Increasing numbers of "middle age pregnancies" are as great a public health problem as teenage mothers, a leading obstetrician has warned.

Research by Dr Susan Bewley, a consultant at Guy's and St Thomas' Hospital, London, has shown that more than one in five babies are born to mothers over the age of 35 and that this is putting a huge strain on NHS resources. She said ministers had to accept that the number of women falling pregnant in their late thirties and early forties was a significant health issue.

"Middle-age pregnancy is a public health problem because women en masse are moving out of the optimal age of childbearing and that brings preventable disease and stress with it," she argues in a paper to be published later this year in the Fetal and Maternal Medicine Review.

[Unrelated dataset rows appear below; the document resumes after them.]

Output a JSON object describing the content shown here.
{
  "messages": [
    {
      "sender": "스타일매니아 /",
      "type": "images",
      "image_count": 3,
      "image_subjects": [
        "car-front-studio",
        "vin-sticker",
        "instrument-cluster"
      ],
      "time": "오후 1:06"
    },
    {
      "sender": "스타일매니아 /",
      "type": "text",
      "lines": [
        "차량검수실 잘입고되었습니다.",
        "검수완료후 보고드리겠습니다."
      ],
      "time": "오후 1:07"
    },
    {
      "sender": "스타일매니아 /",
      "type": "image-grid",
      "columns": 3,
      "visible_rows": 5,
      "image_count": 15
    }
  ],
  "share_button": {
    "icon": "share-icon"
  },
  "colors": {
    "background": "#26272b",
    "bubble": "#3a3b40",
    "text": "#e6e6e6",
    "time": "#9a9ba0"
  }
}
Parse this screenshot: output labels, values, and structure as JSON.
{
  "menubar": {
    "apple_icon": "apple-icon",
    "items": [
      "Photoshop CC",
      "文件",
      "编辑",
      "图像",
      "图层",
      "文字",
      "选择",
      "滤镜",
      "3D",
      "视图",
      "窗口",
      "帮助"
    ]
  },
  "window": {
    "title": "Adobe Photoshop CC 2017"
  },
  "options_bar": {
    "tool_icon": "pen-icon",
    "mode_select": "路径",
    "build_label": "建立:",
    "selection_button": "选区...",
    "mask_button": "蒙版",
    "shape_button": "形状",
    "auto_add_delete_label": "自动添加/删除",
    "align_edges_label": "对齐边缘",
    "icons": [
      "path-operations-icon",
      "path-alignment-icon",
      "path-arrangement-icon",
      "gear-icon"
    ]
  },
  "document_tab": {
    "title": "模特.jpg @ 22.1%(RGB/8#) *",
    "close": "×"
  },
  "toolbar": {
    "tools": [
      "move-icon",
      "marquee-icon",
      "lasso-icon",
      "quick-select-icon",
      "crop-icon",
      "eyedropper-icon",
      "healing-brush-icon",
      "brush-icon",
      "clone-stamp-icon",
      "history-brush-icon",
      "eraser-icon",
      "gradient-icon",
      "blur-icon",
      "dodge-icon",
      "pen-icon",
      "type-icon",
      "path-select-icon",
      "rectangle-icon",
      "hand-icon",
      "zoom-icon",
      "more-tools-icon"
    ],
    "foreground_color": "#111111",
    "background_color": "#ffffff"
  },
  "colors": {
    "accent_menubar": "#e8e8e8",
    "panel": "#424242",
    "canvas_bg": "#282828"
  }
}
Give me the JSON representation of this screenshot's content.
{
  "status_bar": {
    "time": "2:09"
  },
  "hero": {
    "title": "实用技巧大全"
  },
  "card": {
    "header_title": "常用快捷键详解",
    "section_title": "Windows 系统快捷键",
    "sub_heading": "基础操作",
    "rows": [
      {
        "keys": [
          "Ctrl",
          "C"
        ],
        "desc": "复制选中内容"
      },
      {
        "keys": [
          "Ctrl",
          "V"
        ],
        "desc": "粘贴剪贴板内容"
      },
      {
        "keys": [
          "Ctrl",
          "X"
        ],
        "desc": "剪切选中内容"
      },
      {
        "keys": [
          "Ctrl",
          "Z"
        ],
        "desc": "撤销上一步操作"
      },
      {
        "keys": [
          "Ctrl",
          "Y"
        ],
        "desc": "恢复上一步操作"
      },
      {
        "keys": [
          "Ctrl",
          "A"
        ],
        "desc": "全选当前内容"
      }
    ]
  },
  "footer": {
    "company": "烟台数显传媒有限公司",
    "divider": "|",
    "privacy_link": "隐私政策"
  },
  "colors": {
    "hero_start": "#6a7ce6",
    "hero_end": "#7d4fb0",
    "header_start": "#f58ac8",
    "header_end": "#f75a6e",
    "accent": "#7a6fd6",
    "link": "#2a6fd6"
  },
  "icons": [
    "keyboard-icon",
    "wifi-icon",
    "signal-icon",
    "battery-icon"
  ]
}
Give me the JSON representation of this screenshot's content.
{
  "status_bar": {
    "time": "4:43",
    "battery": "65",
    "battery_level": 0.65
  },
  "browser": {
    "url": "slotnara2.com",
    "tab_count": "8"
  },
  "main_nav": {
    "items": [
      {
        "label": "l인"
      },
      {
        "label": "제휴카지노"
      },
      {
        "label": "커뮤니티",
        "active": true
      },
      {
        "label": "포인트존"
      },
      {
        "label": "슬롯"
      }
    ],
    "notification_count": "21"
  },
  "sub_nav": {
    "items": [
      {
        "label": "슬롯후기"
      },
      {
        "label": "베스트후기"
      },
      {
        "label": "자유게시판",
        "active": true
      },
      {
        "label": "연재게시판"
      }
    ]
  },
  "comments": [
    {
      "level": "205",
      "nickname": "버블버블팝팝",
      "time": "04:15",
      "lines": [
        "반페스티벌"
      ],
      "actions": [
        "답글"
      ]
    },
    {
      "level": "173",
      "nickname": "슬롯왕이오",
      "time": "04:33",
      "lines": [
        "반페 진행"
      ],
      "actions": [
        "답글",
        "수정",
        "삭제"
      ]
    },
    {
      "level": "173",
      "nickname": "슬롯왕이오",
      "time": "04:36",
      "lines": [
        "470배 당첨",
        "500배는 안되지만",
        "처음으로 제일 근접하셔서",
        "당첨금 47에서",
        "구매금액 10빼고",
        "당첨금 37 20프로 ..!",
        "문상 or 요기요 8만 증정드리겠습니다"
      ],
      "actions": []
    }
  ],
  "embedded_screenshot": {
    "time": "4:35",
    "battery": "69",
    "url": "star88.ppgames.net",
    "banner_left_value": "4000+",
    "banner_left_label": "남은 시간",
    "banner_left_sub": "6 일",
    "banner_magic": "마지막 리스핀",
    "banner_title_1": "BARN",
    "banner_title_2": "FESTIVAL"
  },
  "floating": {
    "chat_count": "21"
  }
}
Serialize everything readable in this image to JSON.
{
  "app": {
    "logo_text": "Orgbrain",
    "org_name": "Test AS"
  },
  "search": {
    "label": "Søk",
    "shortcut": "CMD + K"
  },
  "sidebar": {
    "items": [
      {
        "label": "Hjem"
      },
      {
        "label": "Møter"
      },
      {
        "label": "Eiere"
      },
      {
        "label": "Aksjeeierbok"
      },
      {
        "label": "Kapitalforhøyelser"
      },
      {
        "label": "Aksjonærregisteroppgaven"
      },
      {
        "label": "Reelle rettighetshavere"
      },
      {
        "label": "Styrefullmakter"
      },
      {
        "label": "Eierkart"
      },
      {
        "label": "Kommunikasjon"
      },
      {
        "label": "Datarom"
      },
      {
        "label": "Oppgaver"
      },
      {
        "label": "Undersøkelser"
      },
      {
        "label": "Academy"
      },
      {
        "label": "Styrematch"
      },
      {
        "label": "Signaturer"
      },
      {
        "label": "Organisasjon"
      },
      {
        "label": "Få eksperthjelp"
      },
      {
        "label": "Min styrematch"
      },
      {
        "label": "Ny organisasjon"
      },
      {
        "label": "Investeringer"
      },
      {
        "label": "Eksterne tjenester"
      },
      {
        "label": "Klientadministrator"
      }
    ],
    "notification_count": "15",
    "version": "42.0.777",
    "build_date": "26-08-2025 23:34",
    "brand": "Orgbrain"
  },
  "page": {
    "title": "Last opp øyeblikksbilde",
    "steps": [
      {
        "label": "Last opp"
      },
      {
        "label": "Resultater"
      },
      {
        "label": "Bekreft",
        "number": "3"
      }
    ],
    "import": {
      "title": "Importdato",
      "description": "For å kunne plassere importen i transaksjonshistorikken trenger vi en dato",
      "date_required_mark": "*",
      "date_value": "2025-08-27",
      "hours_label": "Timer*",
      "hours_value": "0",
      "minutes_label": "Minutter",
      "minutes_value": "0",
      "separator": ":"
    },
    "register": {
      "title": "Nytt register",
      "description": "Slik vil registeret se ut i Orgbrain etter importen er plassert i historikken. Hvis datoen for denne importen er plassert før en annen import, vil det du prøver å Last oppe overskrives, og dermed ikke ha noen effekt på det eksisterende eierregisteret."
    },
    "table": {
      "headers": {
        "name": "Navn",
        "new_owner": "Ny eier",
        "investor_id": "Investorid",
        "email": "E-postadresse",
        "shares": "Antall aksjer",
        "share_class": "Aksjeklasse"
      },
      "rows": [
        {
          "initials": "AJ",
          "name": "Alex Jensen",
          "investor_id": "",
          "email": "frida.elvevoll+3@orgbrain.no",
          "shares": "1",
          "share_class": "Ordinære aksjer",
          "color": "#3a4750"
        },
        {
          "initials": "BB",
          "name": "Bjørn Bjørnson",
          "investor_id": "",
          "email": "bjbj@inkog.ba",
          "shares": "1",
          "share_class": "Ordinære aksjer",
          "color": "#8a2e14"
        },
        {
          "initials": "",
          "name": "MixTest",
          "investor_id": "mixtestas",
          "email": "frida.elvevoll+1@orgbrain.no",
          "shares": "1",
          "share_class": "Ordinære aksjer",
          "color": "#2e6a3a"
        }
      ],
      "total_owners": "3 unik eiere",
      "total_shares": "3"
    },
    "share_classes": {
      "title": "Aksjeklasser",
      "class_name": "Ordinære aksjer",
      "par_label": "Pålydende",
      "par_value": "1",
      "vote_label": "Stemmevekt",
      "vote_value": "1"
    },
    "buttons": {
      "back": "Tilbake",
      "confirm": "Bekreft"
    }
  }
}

"Middle-age pregnancy has complications in the same way as teenage pregnancy," she said. "We have policies to address teenage pregnancy, but not middle-age pregnancy."